4K TV: What is 4K
and what can I watch?
4K Ultra High Definition television has been in the news a lot lately, but many technology fans are still in the
dark about what it is and what it means. In this post, I’ll try to tackle a few of the questions I get asked most.
What is 4K Ultra HD?
4K Ultra HD is really simple. It’s four times the resolution
of Full HD. Think about that for a second and just let it soak in – four times the resolution of Full HD. Wow!
On Sony’s XBR-84X900, it means
no less than 8 million individuals pixels (3,840 x 2,160) packed into its 84” (diagonal) screen. You can
sit closer to a bigger screen without seeing pixilation of scenes, and that allows you a deeper, more immersive entertainment
What about 4K content.....
Now, if I answer that question with
the old “chicken and egg” scenario about introducing any new technology, you’ll just tune out. So, I am
not going to that, and instead, I’ll answer the question in two parts.
First, the XBR-84X900 has a three chipset solution that incorporates Sony’s
proprietary and critically-acclaimed X-Reality PRO picture engine and upscales video content to near 4K quality.
That’s right, the programming you currently enjoy, whether from cable/satellite or even your favorite movies on Blu-ray
Disc, will be upscaled to an even higher resolution. The thousands of Blu-ray Discs already published have instantly gone
from looking good to looking phenomenal.
Secondly, while 4K Ultra HD broadcasts aren’t the norm yet, you have already been viewing the first broadcast
applications. At one of its NFL games each week, Fox
Sports utilizes a Sony 4K F65 Cinealta camera
to capture footage for instant replays. When the network enlarges the video to get an up close look at say a receiver tiptoeing
a sideline, the video naturally loses resolution, common to enlarging any photo or video. But, with 4 times the resolution

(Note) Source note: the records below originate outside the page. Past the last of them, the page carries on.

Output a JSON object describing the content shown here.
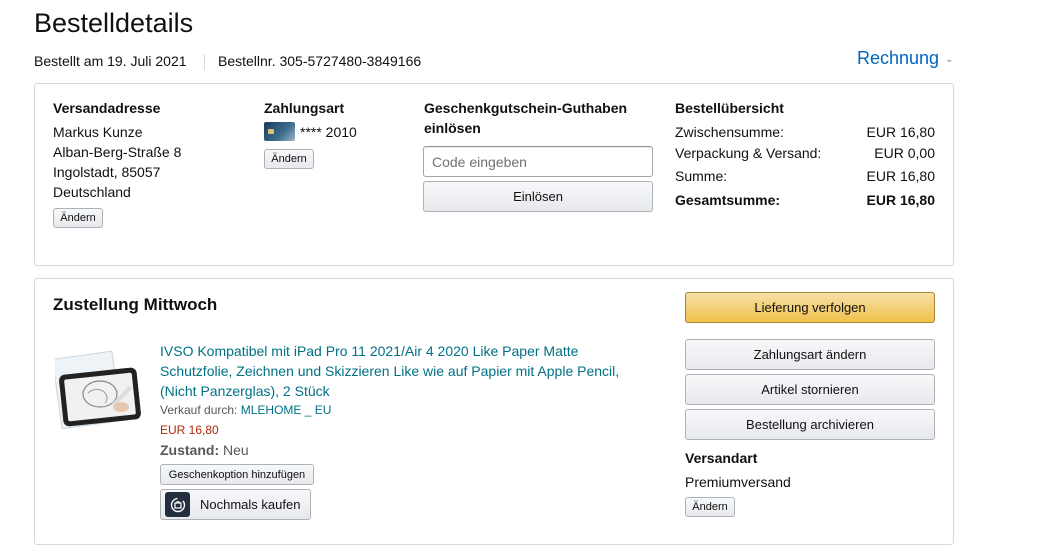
{
  "page": {
    "title": "Bestelldetails"
  },
  "order_meta": {
    "ordered": "Bestellt am 19. Juli 2021",
    "order_no": "Bestellnr. 305-5727480-3849166",
    "invoice": "Rechnung"
  },
  "shipping_address": {
    "heading": "Versandadresse",
    "lines": [
      "Markus Kunze",
      "Alban-Berg-Straße 8",
      "Ingolstadt, 85057",
      "Deutschland"
    ],
    "change": "Ändern"
  },
  "payment": {
    "heading": "Zahlungsart",
    "card": "**** 2010",
    "change": "Ändern"
  },
  "gift_card": {
    "heading_line1": "Geschenkgutschein-Guthaben",
    "heading_line2": "einlösen",
    "placeholder": "Code eingeben",
    "redeem": "Einlösen"
  },
  "summary": {
    "heading": "Bestellübersicht",
    "rows": [
      {
        "label": "Zwischensumme:",
        "value": "EUR 16,80"
      },
      {
        "label": "Verpackung & Versand:",
        "value": "EUR 0,00"
      },
      {
        "label": "Summe:",
        "value": "EUR 16,80"
      },
      {
        "label": "Gesamtsumme:",
        "value": "EUR 16,80"
      }
    ]
  },
  "delivery": {
    "heading": "Zustellung Mittwoch",
    "item": {
      "title_line1": "IVSO Kompatibel mit iPad Pro 11 2021/Air 4 2020 Like Paper Matte",
      "title_line2": "Schutzfolie, Zeichnen und Skizzieren Like wie auf Papier mit Apple Pencil,",
      "title_line3": "(Nicht Panzerglas), 2 Stück",
      "seller_label": "Verkauf durch:",
      "seller": "MLEHOME _ EU",
      "price": "EUR 16,80",
      "condition_label": "Zustand:",
      "condition": "Neu",
      "gift_option": "Geschenkoption hinzufügen",
      "buy_again": "Nochmals kaufen"
    },
    "actions": {
      "track": "Lieferung verfolgen",
      "change_payment": "Zahlungsart ändern",
      "cancel": "Artikel stornieren",
      "archive": "Bestellung archivieren"
    },
    "shipping_method": {
      "heading": "Versandart",
      "value": "Premiumversand",
      "change": "Ändern"
    }
  },
  "colors": {
    "link": "#007185",
    "invoice_link": "#0066c0",
    "price": "#b12704",
    "primary_button": "#f0c14b"
  }
}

of Full HD, 4K has more than enough resolution to spare, and losing half still provides the best picture possible.
Still not a good enough answer? Yeah,
I get it, and I don’t blame you. Sony blog readers are way up the discerning scale as far as technology news goes.
So, do me a favor – look around.
Make certain no one is looking over your shoulder. I have something to tell just you.
Sony makes 4K projectors for the home and cinema, 4K upscaling Blu-ray Disc players,
and 4K Ultra HD televisions. Sony also makes 4K professional cameras for production studios. Plus, Sony has its own studio
– Sony Pictures Entertainment (SPE) – that turns out 4K production every day. Do you really think we’d leave
our 4K Ultra HD TV customers hanging?
In the next couple of weeks, the XBR-84X900 television will ship to customers who placed pre-orders since the product
introduction in September. As an extra bonus, included free with the purchase will be the world’s first 4K Ultra
HD delivery solution, complete with pre-loaded, native 4K entertainment. Not some goofy 4K content shot as a demo. I’m
talking full length feature Hollywood productions, and available exclusively to purchasers of Sony’s 84” 4K Ultra HD TV.
I know, cool, right?
I can’t say anything more right now, ‘cause my boss probably already thinks I’ve written too much. But,
stay tuned for an announcement sometime after turkey day. 4K Ultra HD fans will be happy.
Hello, My Name is …
Lately you’ve read the consumer electronics industry
would refer to 4K TV as Ultra High Definition or UHD TV. You’ve probably noticed I have been referring to it as 4K Ultra
HD, and that’s because here at Sony, we’re not new to the 4K game.
You see, after bringing the first 4K projectors to cinemas around the world in
2005, Sony delivered 4K to the home in 2011 with the VPL-VW1000ES projector, the world’s
first 4K projector designed for custom home theaters (pictured below). On top of that, earlier this year Sony introduced the
world’s first 4K upscaling Blu-ray Disc player, the BDP-S790. Now, we have the XBR-84X900 4K Ultra HD television.
As the leader in the 4K technology
platform, you will continue to see Sony refer to “4K Ultra HD” because unlike other consumer electronics companies,
Sony is involved in the entire technology ecosystem, including making 4K production cameras, producing 4K content, and even
installing over 10,000 4K projectors in cinemas across the country. 4K is the technology, and UHD alone, while somewhat descriptive,
doesn’t tell the entire technology story. Besides, what would future technologies be called – super ultra high
Sony is not an electronics
company. Rather, it’s an entertainment company that produces movies, TV shows, music, games, and yes, electronics too,
making it uniquely qualified to deliver full entertainment solutions. I invite you to see 4K Ultra HD. You won’t believe
what your eyes will see.